#### The data
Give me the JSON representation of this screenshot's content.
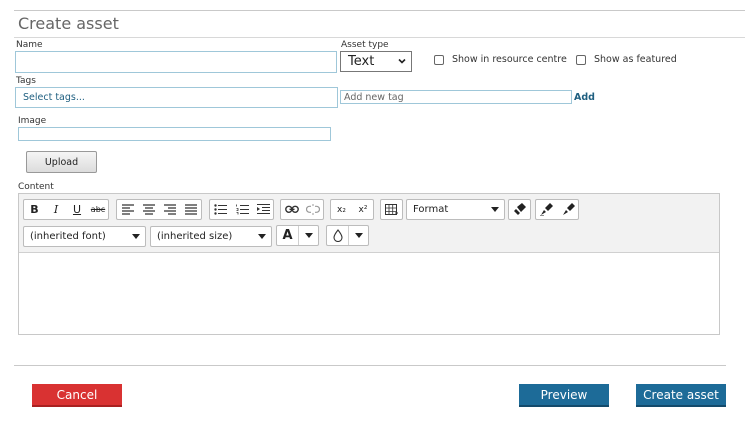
{
  "page": {
    "title": "Create asset"
  },
  "form": {
    "name_label": "Name",
    "name_value": "",
    "asset_type_label": "Asset type",
    "asset_type_value": "Text",
    "show_resource_label": "Show in resource centre",
    "show_resource_checked": false,
    "show_featured_label": "Show as featured",
    "show_featured_checked": false,
    "tags_label": "Tags",
    "tags_select_placeholder": "Select tags...",
    "new_tag_placeholder": "Add new tag",
    "add_tag_link": "Add",
    "image_label": "Image",
    "image_value": "",
    "upload_label": "Upload",
    "content_label": "Content"
  },
  "editor": {
    "bold": "B",
    "italic": "I",
    "underline": "U",
    "strike": "abc",
    "format_label": "Format",
    "font_label": "(inherited font)",
    "size_label": "(inherited size)",
    "font_color_glyph": "A",
    "subscript": "x₂",
    "superscript": "x²",
    "icons": {
      "align_left": "align-left-icon",
      "align_center": "align-center-icon",
      "align_right": "align-right-icon",
      "justify": "justify-icon",
      "bullets": "bullet-list-icon",
      "numbered": "numbered-list-icon",
      "indent": "indent-icon",
      "link": "link-icon",
      "unlink": "unlink-icon",
      "table": "table-icon",
      "clean": "eraser-icon",
      "brush": "format-painter-icon",
      "paint": "paint-brush-icon",
      "fill": "fill-drop-icon"
    },
    "content": ""
  },
  "actions": {
    "cancel": "Cancel",
    "preview": "Preview",
    "create": "Create asset"
  },
  "colors": {
    "cancel": "#d93232",
    "primary": "#1d6b98",
    "link": "#1f5f80",
    "input_border": "#9fc7d9"
  }
}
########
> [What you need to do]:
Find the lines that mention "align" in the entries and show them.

> [Response below]:
      "align_left": "align-left-icon",
      "align_center": "align-center-icon",
      "align_right": "align-right-icon",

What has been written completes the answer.